      Delete Line: dd 
      Delete Multiple Lines: #dd 
      Insert Line: o 
      Undo: u 
      Highlight: V+Down Arrow 
      Cut: d 
      Paste: p 
      Show Line Numbers: set number 
      Comment Out Line: <Line#>s/^/# 
      Uncomment Out Line: <Line#>s/^#/ 
      Comment Out Range of Lines: <Line#,Line#>s/^/# 
      Uncomment Out Range of Lines: <Line#,Line#>s/^#/ 
      Delete (by Character): x 
      Save: w 
      Quit: q (:q! to force quit w/o writing) 
      Save and Quit: wq or ZZ 

To View Document/File/Directory Attributes

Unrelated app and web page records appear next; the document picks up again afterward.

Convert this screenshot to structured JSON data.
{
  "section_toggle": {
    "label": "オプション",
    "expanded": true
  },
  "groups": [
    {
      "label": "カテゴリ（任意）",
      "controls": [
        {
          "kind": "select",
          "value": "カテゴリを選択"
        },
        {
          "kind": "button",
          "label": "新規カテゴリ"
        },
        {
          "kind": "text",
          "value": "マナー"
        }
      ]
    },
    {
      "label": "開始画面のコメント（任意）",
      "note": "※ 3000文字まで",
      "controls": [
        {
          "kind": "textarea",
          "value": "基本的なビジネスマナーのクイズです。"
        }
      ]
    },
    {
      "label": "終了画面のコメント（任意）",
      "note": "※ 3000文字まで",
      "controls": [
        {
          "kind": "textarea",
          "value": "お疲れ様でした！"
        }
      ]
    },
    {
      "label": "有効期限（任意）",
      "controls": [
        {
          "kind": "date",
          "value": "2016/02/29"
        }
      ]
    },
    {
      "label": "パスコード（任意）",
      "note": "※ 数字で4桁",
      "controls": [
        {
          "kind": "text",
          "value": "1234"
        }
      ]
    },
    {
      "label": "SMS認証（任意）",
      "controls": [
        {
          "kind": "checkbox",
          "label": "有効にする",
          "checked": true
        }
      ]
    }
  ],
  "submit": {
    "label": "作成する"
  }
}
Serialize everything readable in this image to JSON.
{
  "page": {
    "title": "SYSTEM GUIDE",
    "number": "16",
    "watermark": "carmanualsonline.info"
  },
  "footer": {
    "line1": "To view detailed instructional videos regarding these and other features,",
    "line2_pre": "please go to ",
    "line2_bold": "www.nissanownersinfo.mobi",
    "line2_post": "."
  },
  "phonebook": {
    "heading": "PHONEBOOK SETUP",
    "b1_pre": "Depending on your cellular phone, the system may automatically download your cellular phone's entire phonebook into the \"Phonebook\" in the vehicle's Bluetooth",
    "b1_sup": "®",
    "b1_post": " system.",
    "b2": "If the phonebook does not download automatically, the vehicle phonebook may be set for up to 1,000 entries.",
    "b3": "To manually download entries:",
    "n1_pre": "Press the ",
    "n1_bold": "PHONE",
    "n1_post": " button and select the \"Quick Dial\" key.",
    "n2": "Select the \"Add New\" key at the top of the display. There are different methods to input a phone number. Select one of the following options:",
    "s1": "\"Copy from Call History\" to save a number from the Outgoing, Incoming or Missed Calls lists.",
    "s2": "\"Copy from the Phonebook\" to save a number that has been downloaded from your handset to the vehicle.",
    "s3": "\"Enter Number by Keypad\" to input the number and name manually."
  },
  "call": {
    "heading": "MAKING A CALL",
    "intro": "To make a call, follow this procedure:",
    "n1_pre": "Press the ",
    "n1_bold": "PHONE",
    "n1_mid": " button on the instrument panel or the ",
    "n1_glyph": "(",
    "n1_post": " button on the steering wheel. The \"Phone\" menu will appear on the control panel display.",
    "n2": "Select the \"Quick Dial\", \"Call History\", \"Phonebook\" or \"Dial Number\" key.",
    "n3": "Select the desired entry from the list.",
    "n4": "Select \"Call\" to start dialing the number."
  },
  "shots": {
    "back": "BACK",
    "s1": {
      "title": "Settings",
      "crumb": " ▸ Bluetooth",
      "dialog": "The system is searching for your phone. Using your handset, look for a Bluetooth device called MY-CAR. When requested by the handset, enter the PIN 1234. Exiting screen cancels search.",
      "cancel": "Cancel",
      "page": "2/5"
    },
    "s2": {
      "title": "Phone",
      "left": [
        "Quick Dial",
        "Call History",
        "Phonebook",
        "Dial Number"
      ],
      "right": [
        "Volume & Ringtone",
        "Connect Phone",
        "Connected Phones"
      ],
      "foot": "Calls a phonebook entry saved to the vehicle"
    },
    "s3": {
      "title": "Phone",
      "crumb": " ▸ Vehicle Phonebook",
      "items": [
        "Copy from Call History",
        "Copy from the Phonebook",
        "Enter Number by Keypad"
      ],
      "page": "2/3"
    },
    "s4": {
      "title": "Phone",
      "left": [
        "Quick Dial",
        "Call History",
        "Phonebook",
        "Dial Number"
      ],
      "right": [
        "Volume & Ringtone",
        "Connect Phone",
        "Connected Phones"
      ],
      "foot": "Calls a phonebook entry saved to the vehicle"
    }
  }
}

    ls -l 
      Alias ll will do the same if it is enabled 
      User Group Everyone 
      -rwx   rwx       rwx 
      r = 4 
      w = 2 rwx = 7 (4+2+1) r-x = 5 (4+1) rw- = 6 (4+2) --- = 0 
      x = 1 
      -rwxr-xr-- = 754 
      -rwxrwxrwx = 777 
      -rwxrwx--- = 770" 
    To Modify Attributes of a directory (filename) 
      sudo chmod XXX filename 
        replace XXX with calculation from above 
    To Modify Attributes of a specific file 
      Browse to directory (cd /directoryname/sub-directoryname/) 
      sudo chmod XXX picture1.png 
        replace XXX with calculation from above 

To View Document/File/Directory Details

    file filename 

To search directory files’ contents

    grep searchword directory/*  (searches directory specified) 
    grep searchword *    (searches current directory) 
    grep searchword filename  (searches specified file) 
    grep -r searchword . (searches current directory and subdirectories) 
    grep -r --included="searchword or *.<extension>" . 
    (searches current directory and subdirectories for the searchword or specified variable) 

To create new files

    CD to desired directory and enter the following command 
      touch filename.extension 

To extract the first * of lines from a file into a separate file

(good for parring down log files) use the following: head -n 100000 /opt/symas/logs/slapd_log.log > tmp.log